• **Requirement**: From the listing below, pick out each line with the word "data".

.....

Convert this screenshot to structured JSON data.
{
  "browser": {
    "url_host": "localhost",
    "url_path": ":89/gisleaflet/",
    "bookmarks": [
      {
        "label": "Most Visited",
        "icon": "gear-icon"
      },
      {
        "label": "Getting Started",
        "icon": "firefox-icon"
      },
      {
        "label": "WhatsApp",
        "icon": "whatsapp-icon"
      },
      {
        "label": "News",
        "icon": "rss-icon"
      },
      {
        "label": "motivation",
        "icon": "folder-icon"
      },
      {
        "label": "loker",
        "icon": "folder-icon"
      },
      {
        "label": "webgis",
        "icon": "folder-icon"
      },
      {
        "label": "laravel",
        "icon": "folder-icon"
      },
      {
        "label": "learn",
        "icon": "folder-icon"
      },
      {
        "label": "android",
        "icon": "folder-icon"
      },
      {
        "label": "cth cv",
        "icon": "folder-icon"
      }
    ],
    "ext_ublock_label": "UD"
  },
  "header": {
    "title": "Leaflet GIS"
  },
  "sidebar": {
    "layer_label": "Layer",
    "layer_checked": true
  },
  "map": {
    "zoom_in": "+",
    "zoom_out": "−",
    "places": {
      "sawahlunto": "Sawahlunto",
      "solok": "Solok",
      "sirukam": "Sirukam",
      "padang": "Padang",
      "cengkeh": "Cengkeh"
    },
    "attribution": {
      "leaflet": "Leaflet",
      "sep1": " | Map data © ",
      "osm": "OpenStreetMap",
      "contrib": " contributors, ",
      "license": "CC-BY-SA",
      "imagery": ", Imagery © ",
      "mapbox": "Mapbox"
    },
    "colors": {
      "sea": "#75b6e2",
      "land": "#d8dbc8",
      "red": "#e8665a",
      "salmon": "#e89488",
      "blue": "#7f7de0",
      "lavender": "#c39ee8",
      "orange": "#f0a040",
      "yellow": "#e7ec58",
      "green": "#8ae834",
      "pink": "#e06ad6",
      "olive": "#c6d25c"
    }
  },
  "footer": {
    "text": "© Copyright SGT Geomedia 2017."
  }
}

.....

• **Result**:
Convert this screenshot to structured JSON data.
      "sep1": " | Map data © ",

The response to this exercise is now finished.